### Problem requirements
Print every record exactly, omitting all pictures.

(Element data from apps and pages)
↓
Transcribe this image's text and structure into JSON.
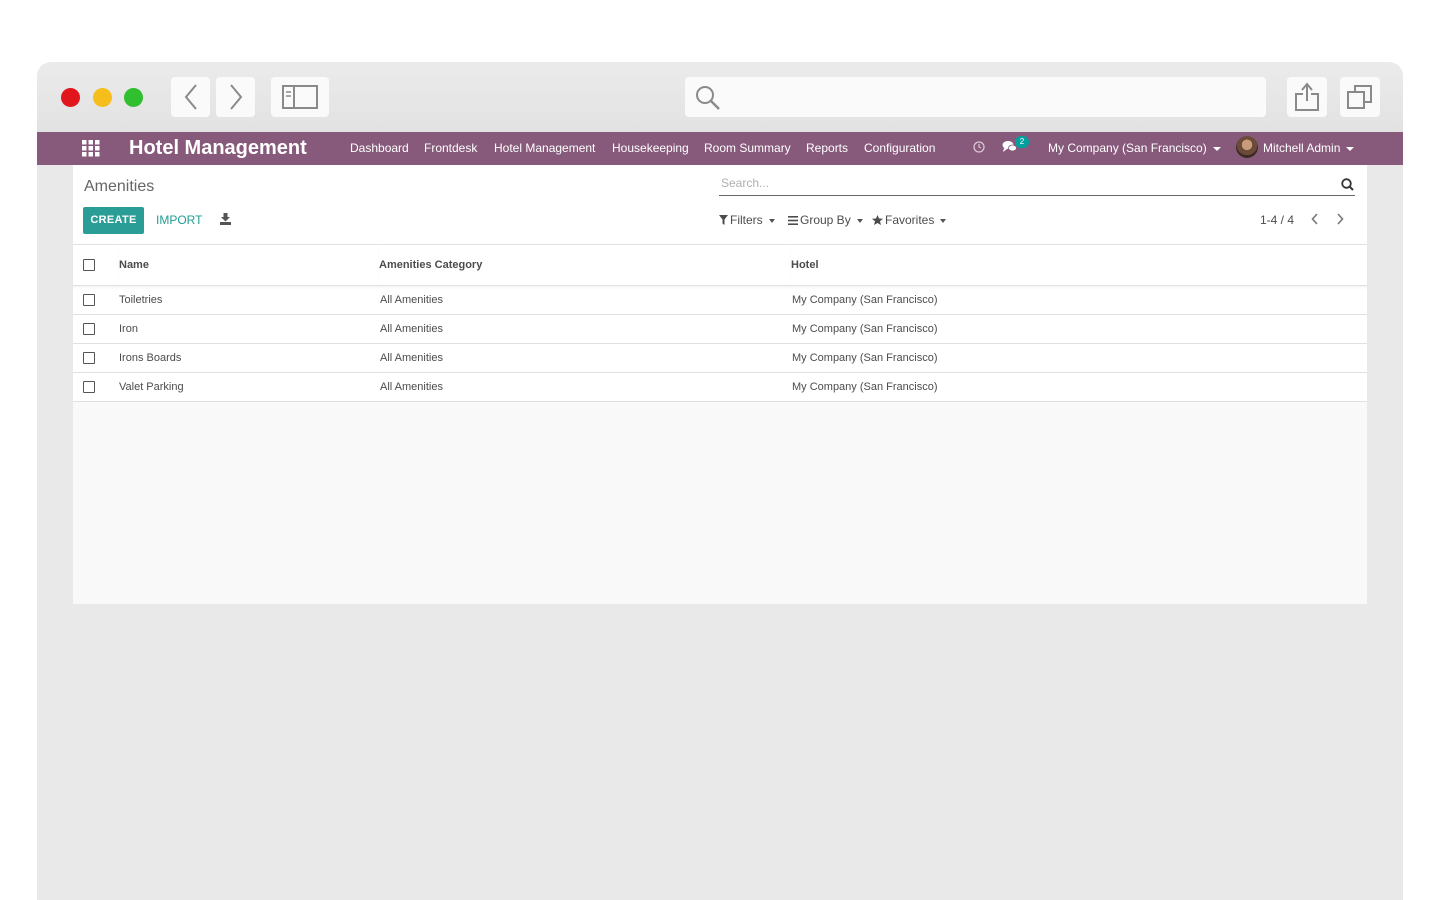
{
  "navbar": {
    "brand": "Hotel Management",
    "menu": [
      "Dashboard",
      "Frontdesk",
      "Hotel Management",
      "Housekeeping",
      "Room Summary",
      "Reports",
      "Configuration"
    ],
    "messages_badge": "2",
    "company": "My Company (San Francisco)",
    "user": "Mitchell Admin"
  },
  "control_panel": {
    "breadcrumb": "Amenities",
    "search_placeholder": "Search...",
    "create_label": "CREATE",
    "import_label": "IMPORT",
    "filters_label": "Filters",
    "groupby_label": "Group By",
    "favorites_label": "Favorites",
    "pager": "1-4 / 4"
  },
  "table": {
    "columns": [
      "Name",
      "Amenities Category",
      "Hotel"
    ],
    "rows": [
      {
        "name": "Toiletries",
        "category": "All Amenities",
        "hotel": "My Company (San Francisco)"
      },
      {
        "name": "Iron",
        "category": "All Amenities",
        "hotel": "My Company (San Francisco)"
      },
      {
        "name": "Irons Boards",
        "category": "All Amenities",
        "hotel": "My Company (San Francisco)"
      },
      {
        "name": "Valet Parking",
        "category": "All Amenities",
        "hotel": "My Company (San Francisco)"
      }
    ]
  },
  "colors": {
    "navbar": "#875a7b",
    "primary_button": "#2a9d96",
    "badge": "#00a09d"
  }
}
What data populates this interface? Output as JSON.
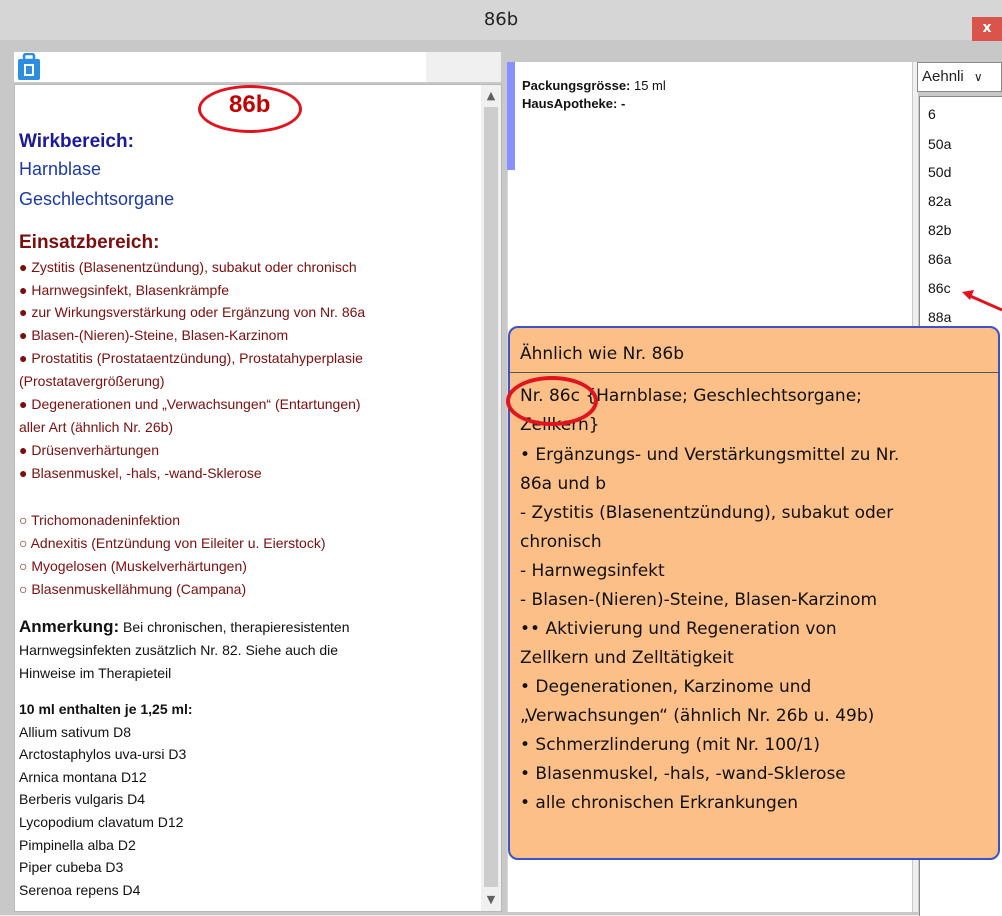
{
  "window": {
    "title": "86b",
    "close_label": "x"
  },
  "left": {
    "number": "86b",
    "wirk_heading": "Wirkbereich:",
    "wirk_items": [
      "Harnblase",
      "Geschlechtsorgane"
    ],
    "einsatz_heading": "Einsatzbereich:",
    "einsatz_items": [
      "● Zystitis (Blasenentzündung), subakut oder chronisch",
      "● Harnwegsinfekt, Blasenkrämpfe",
      "● zur Wirkungsverstärkung oder Ergänzung von Nr. 86a",
      "● Blasen-(Nieren)-Steine, Blasen-Karzinom",
      "● Prostatitis (Prostataentzündung), Prostatahyperplasie",
      "(Prostatavergrößerung)",
      "● Degenerationen und „Verwachsungen“ (Entartungen)",
      "aller Art (ähnlich Nr. 26b)",
      "● Drüsenverhärtungen",
      "● Blasenmuskel, -hals, -wand-Sklerose"
    ],
    "einsatz_items2": [
      "○ Trichomonadeninfektion",
      "○ Adnexitis (Entzündung von Eileiter u. Eierstock)",
      "○ Myogelosen (Muskelverhärtungen)",
      "○ Blasenmuskellähmung (Campana)"
    ],
    "anmerkung_label": "Anmerkung:",
    "anmerkung_text1": " Bei chronischen, therapieresistenten",
    "anmerkung_text2": "Harnwegsinfekten zusätzlich Nr. 82. Siehe auch die",
    "anmerkung_text3": "Hinweise im Therapieteil",
    "ingredients_heading": "10 ml enthalten je 1,25 ml:",
    "ingredients": [
      "Allium sativum D8",
      "Arctostaphylos uva-ursi D3",
      "Arnica montana D12",
      "Berberis vulgaris D4",
      "Lycopodium clavatum D12",
      "Pimpinella alba D2",
      "Piper cubeba D3",
      "Serenoa repens D4"
    ]
  },
  "middle": {
    "packung_label": "Packungsgrösse:",
    "packung_value": " 15 ml",
    "haus_label": "HausApotheke:",
    "haus_value": " -"
  },
  "right": {
    "dropdown_value": "Aehnli",
    "dropdown_arrow": "∨",
    "list": [
      "6",
      "50a",
      "50d",
      "82a",
      "82b",
      "86a",
      "86c",
      "88a"
    ]
  },
  "tooltip": {
    "title": "Ähnlich wie Nr. 86b",
    "lines": [
      "Nr. 86c {Harnblase; Geschlechtsorgane;",
      "Zellkern}",
      "• Ergänzungs- und Verstärkungsmittel zu Nr.",
      "86a und b",
      "  - Zystitis (Blasenentzündung), subakut oder",
      "chronisch",
      "  - Harnwegsinfekt",
      "  - Blasen-(Nieren)-Steine, Blasen-Karzinom",
      "•• Aktivierung und Regeneration von",
      "Zellkern und Zelltätigkeit",
      "• Degenerationen, Karzinome und",
      "„Verwachsungen“ (ähnlich Nr. 26b u. 49b)",
      "• Schmerzlinderung (mit Nr. 100/1)",
      "• Blasenmuskel, -hals, -wand-Sklerose",
      "• alle chronischen Erkrankungen"
    ]
  },
  "colors": {
    "tooltip_bg": "#fbbf87",
    "tooltip_border": "#3a53c8",
    "annotation_red": "#e0141e",
    "close_red": "#d9554b"
  }
}
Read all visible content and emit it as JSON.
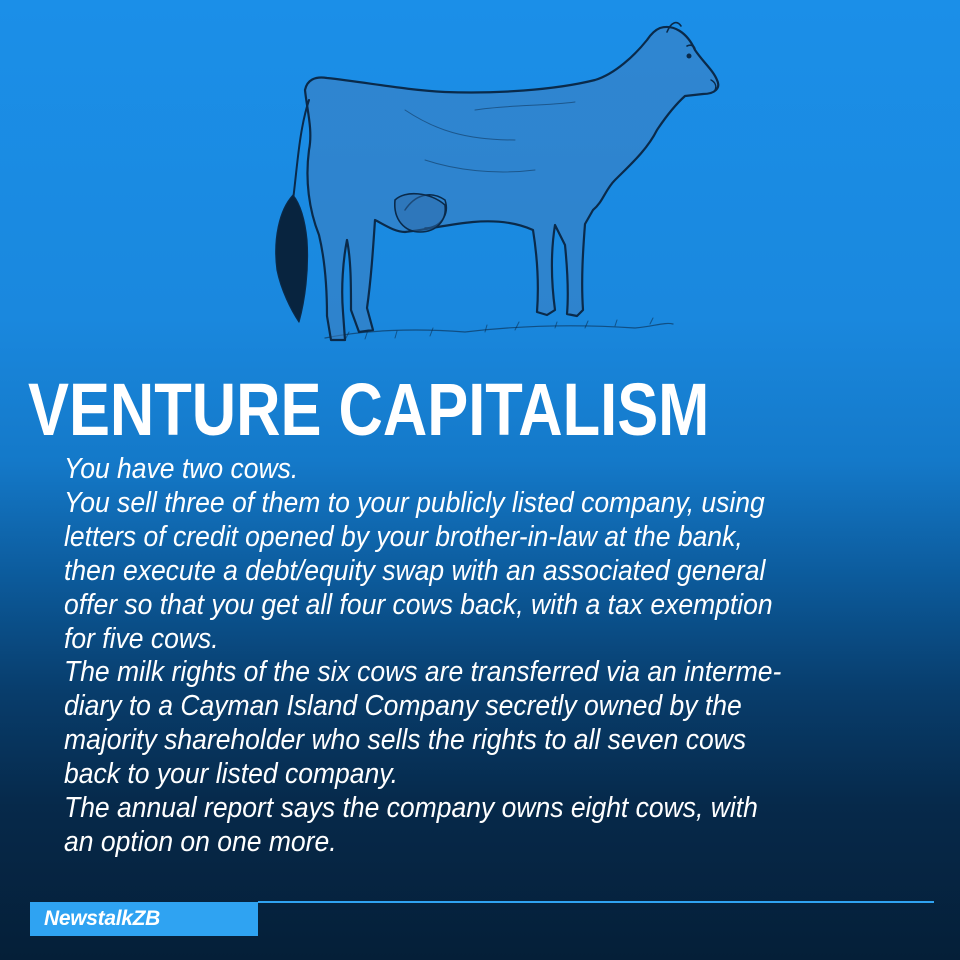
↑
### Final answer
Transcribe this image's text and structure into JSON.
{
  "navbar": {
    "brand": "Hotel Management",
    "menu": [
      "Dashboard",
      "Frontdesk",
      "Hotel Management",
      "Housekeeping",
      "Room Summary",
      "Reports",
      "Configuration"
    ],
    "messages_badge": "2",
    "company": "My Company (San Francisco)",
    "user": "Mitchell Admin"
  },
  "control_panel": {
    "breadcrumb": "Amenities",
    "search_placeholder": "Search...",
    "create_label": "CREATE",
    "import_label": "IMPORT",
    "filters_label": "Filters",
    "groupby_label": "Group By",
    "favorites_label": "Favorites",
    "pager": "1-4 / 4"
  },
  "table": {
    "columns": [
      "Name",
      "Amenities Category",
      "Hotel"
    ],
    "rows": [
      {
        "name": "Toiletries",
        "category": "All Amenities",
        "hotel": "My Company (San Francisco)"
      },
      {
        "name": "Iron",
        "category": "All Amenities",
        "hotel": "My Company (San Francisco)"
      },
      {
        "name": "Irons Boards",
        "category": "All Amenities",
        "hotel": "My Company (San Francisco)"
      },
      {
        "name": "Valet Parking",
        "category": "All Amenities",
        "hotel": "My Company (San Francisco)"
      }
    ]
  },
  "colors": {
    "navbar": "#875a7b",
    "primary_button": "#2a9d96",
    "badge": "#00a09d"
  }
}
What data populates this interface? Output as JSON.
{
  "window": {
    "title": "86b",
    "close_label": "x"
  },
  "left": {
    "number": "86b",
    "wirk_heading": "Wirkbereich:",
    "wirk_items": [
      "Harnblase",
      "Geschlechtsorgane"
    ],
    "einsatz_heading": "Einsatzbereich:",
    "einsatz_items": [
      "● Zystitis (Blasenentzündung), subakut oder chronisch",
      "● Harnwegsinfekt, Blasenkrämpfe",
      "● zur Wirkungsverstärkung oder Ergänzung von Nr. 86a",
      "● Blasen-(Nieren)-Steine, Blasen-Karzinom",
      "● Prostatitis (Prostataentzündung), Prostatahyperplasie",
      "(Prostatavergrößerung)",
      "● Degenerationen und „Verwachsungen“ (Entartungen)",
      "aller Art (ähnlich Nr. 26b)",
      "● Drüsenverhärtungen",
      "● Blasenmuskel, -hals, -wand-Sklerose"
    ],
    "einsatz_items2": [
      "○ Trichomonadeninfektion",
      "○ Adnexitis (Entzündung von Eileiter u. Eierstock)",
      "○ Myogelosen (Muskelverhärtungen)",
      "○ Blasenmuskellähmung (Campana)"
    ],
    "anmerkung_label": "Anmerkung:",
    "anmerkung_text1": " Bei chronischen, therapieresistenten",
    "anmerkung_text2": "Harnwegsinfekten zusätzlich Nr. 82. Siehe auch die",
    "anmerkung_text3": "Hinweise im Therapieteil",
    "ingredients_heading": "10 ml enthalten je 1,25 ml:",
    "ingredients": [
      "Allium sativum D8",
      "Arctostaphylos uva-ursi D3",
      "Arnica montana D12",
      "Berberis vulgaris D4",
      "Lycopodium clavatum D12",
      "Pimpinella alba D2",
      "Piper cubeba D3",
      "Serenoa repens D4"
    ]
  },
  "middle": {
    "packung_label": "Packungsgrösse:",
    "packung_value": " 15 ml",
    "haus_label": "HausApotheke:",
    "haus_value": " -"
  },
  "right": {
    "dropdown_value": "Aehnli",
    "dropdown_arrow": "∨",
    "list": [
      "6",
      "50a",
      "50d",
      "82a",
      "82b",
      "86a",
      "86c",
      "88a"
    ]
  },
  "tooltip": {
    "title": "Ähnlich wie Nr. 86b",
    "lines": [
      "Nr. 86c {Harnblase; Geschlechtsorgane;",
      "Zellkern}",
      "• Ergänzungs- und Verstärkungsmittel zu Nr.",
      "86a und b",
      "  - Zystitis (Blasenentzündung), subakut oder",
      "chronisch",
      "  - Harnwegsinfekt",
      "  - Blasen-(Nieren)-Steine, Blasen-Karzinom",
      "•• Aktivierung und Regeneration von",
      "Zellkern und Zelltätigkeit",
      "• Degenerationen, Karzinome und",
      "„Verwachsungen“ (ähnlich Nr. 26b u. 49b)",
      "• Schmerzlinderung (mit Nr. 100/1)",
      "• Blasenmuskel, -hals, -wand-Sklerose",
      "• alle chronischen Erkrankungen"
    ]
  },
  "colors": {
    "tooltip_bg": "#fbbf87",
    "tooltip_border": "#3a53c8",
    "annotation_red": "#e0141e",
    "close_red": "#d9554b"
  }
}
Read all visible content and emit it as JSON.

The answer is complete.